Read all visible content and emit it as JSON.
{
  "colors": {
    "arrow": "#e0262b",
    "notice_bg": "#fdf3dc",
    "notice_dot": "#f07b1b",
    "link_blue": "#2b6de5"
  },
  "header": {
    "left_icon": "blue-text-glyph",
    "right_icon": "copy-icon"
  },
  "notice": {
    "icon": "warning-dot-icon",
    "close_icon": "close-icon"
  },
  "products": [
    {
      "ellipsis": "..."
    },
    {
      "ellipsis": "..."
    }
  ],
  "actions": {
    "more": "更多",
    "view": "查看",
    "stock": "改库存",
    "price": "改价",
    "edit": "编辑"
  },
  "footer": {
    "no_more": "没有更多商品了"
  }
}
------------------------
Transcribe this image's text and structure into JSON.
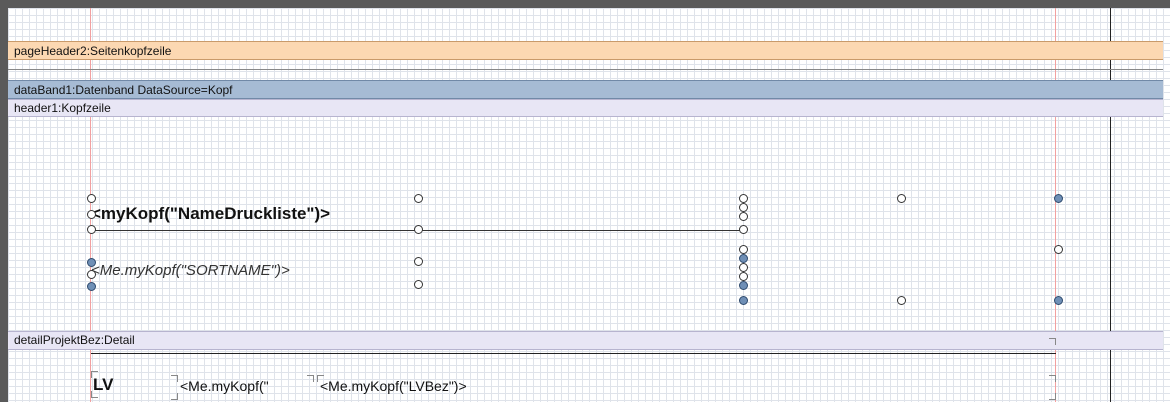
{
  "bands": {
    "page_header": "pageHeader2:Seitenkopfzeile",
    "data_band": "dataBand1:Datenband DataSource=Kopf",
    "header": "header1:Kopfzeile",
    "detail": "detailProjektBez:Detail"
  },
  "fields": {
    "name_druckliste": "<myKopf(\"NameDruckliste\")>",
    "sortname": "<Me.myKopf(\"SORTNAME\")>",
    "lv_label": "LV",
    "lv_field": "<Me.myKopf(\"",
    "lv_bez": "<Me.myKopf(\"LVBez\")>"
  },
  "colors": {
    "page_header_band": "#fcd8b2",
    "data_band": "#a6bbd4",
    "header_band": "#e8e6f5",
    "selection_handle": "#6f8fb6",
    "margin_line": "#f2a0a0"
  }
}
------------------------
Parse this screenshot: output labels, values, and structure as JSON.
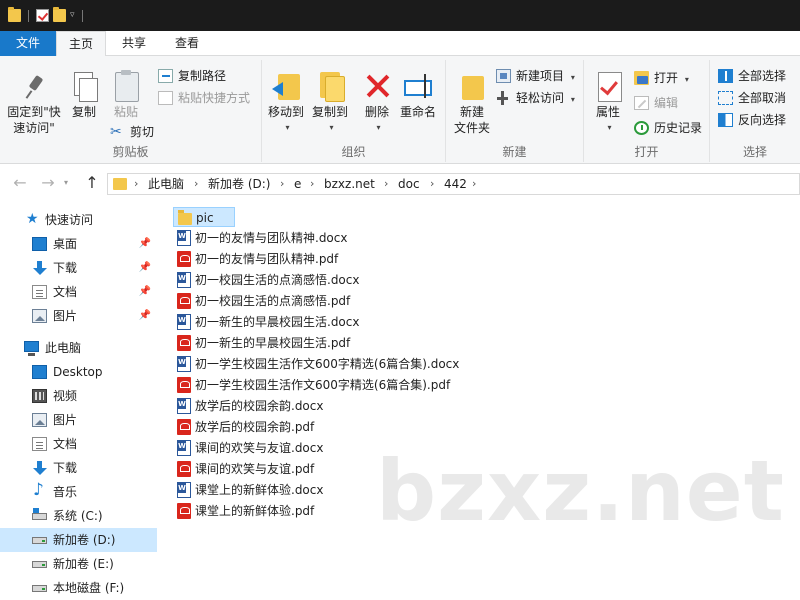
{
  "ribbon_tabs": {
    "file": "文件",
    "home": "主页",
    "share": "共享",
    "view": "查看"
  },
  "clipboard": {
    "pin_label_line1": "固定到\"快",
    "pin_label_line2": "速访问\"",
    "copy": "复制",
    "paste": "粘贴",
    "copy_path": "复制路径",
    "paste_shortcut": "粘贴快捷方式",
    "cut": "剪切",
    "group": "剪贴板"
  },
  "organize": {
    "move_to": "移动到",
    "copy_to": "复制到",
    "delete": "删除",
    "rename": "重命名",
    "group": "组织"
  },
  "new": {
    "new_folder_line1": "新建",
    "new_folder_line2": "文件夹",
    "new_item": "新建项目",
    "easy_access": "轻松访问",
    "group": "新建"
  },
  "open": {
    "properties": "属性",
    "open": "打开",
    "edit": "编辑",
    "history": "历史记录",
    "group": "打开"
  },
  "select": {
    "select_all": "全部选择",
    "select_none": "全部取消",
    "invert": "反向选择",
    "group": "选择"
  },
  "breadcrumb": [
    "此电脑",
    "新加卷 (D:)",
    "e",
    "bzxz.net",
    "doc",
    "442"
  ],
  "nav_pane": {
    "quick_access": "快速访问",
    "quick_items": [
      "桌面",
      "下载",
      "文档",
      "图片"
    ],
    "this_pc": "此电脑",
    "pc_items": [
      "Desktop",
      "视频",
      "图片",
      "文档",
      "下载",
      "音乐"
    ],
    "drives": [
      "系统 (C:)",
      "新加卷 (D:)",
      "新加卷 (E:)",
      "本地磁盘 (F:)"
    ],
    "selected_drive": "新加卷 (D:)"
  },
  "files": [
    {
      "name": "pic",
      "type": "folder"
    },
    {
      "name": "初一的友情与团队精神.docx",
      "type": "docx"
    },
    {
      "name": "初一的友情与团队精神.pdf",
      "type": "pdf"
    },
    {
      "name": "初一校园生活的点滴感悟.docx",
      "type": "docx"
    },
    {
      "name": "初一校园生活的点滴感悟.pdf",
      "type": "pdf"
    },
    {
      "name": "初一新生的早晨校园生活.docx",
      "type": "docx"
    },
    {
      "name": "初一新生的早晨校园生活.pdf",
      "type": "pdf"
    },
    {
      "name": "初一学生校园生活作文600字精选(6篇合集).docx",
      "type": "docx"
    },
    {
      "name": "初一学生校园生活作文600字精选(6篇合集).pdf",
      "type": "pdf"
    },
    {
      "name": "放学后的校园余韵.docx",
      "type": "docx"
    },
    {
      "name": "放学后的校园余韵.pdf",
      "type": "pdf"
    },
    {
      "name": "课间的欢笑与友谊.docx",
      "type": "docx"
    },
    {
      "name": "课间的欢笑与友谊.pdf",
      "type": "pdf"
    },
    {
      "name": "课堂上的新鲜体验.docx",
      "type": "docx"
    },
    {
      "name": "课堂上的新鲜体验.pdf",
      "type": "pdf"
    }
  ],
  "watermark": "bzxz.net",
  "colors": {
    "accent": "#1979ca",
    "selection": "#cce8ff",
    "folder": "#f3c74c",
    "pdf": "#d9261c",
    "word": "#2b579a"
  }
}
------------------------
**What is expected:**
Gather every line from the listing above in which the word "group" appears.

**The answer:**
    "group": "剪贴板"
    "group": "组织"
    "group": "新建"
    "group": "打开"
    "group": "选择"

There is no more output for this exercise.